***** PROVIDED DATA *****

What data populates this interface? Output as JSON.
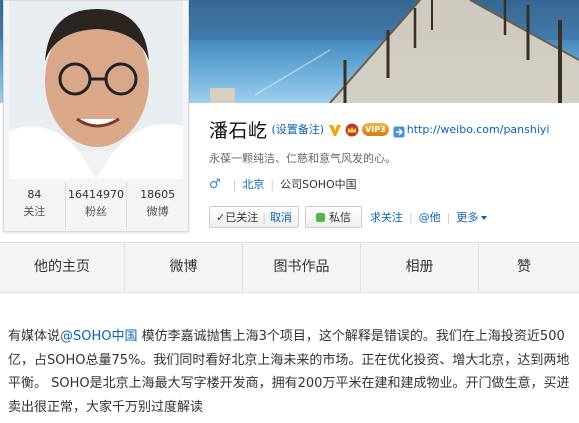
{
  "profile": {
    "name": "潘石屹",
    "remark": "(设置备注)",
    "vip_label": "VIP3",
    "url": "http://weibo.com/panshiyi",
    "bio": "永葆一颗纯洁、仁慈和意气风发的心。",
    "gender_icon": "male-symbol",
    "gender_glyph": "♂",
    "location": "北京",
    "company": "公司SOHO中国"
  },
  "stats": [
    {
      "num": "84",
      "label": "关注"
    },
    {
      "num": "16414970",
      "label": "粉丝"
    },
    {
      "num": "18605",
      "label": "微博"
    }
  ],
  "actions": {
    "followed": "✓已关注",
    "divider": "|",
    "cancel": "取消",
    "message": "私信",
    "ask_follow": "求关注",
    "at_him": "@他",
    "more": "更多",
    "separator": "|"
  },
  "tabs": [
    {
      "label": "他的主页"
    },
    {
      "label": "微博"
    },
    {
      "label": "图书作品"
    },
    {
      "label": "相册"
    },
    {
      "label": "赞"
    }
  ],
  "post": {
    "prefix": "有媒体说",
    "mention": "@SOHO中国",
    "body": " 模仿李嘉诚抛售上海3个项目，这个解释是错误的。我们在上海投资近500亿，占SOHO总量75%。我们同时看好北京上海未来的市场。正在优化投资、增大北京，达到两地平衡。 SOHO是北京上海最大写字楼开发商，拥有200万平米在建和建成物业。开门做生意，买进卖出很正常，大家千万别过度解读"
  },
  "colors": {
    "link": "#0a64b4",
    "tab_bg": "#f4f4f4",
    "message_dot": "#52b848"
  }
}
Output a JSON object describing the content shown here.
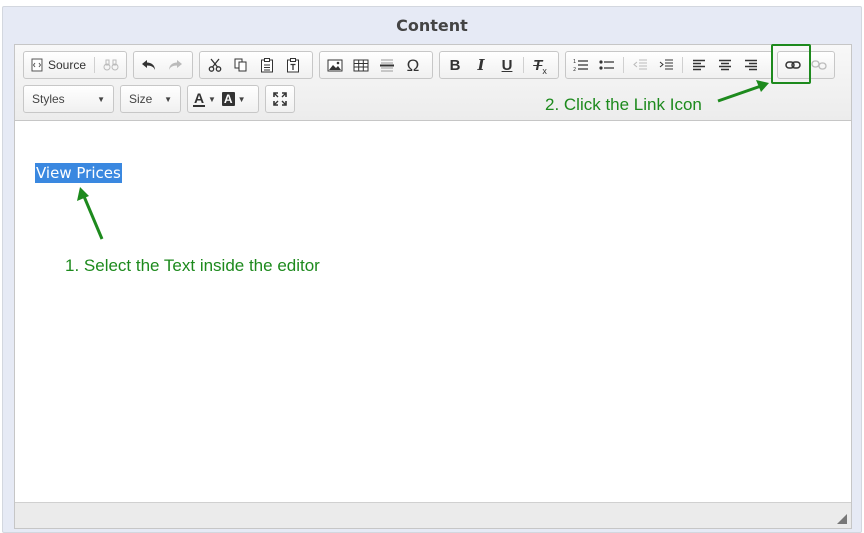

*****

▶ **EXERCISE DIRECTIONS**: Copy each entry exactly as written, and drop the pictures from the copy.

▶ **ANSWER BOX**:
What data populates this interface? Output as JSON.
{
  "profile": {
    "name": "潘石屹",
    "remark": "(设置备注)",
    "vip_label": "VIP3",
    "url": "http://weibo.com/panshiyi",
    "bio": "永葆一颗纯洁、仁慈和意气风发的心。",
    "gender_icon": "male-symbol",
    "gender_glyph": "♂",
    "location": "北京",
    "company": "公司SOHO中国"
  },
  "stats": [
    {
      "num": "84",
      "label": "关注"
    },
    {
      "num": "16414970",
      "label": "粉丝"
    },
    {
      "num": "18605",
      "label": "微博"
    }
  ],
  "actions": {
    "followed": "✓已关注",
    "divider": "|",
    "cancel": "取消",
    "message": "私信",
    "ask_follow": "求关注",
    "at_him": "@他",
    "more": "更多",
    "separator": "|"
  },
  "tabs": [
    {
      "label": "他的主页"
    },
    {
      "label": "微博"
    },
    {
      "label": "图书作品"
    },
    {
      "label": "相册"
    },
    {
      "label": "赞"
    }
  ],
  "post": {
    "prefix": "有媒体说",
    "mention": "@SOHO中国",
    "body": " 模仿李嘉诚抛售上海3个项目，这个解释是错误的。我们在上海投资近500亿，占SOHO总量75%。我们同时看好北京上海未来的市场。正在优化投资、增大北京，达到两地平衡。 SOHO是北京上海最大写字楼开发商，拥有200万平米在建和建成物业。开门做生意，买进卖出很正常，大家千万别过度解读"
  },
  "colors": {
    "link": "#0a64b4",
    "tab_bg": "#f4f4f4",
    "message_dot": "#52b848"
  }
}
Output a JSON object describing the content shown here.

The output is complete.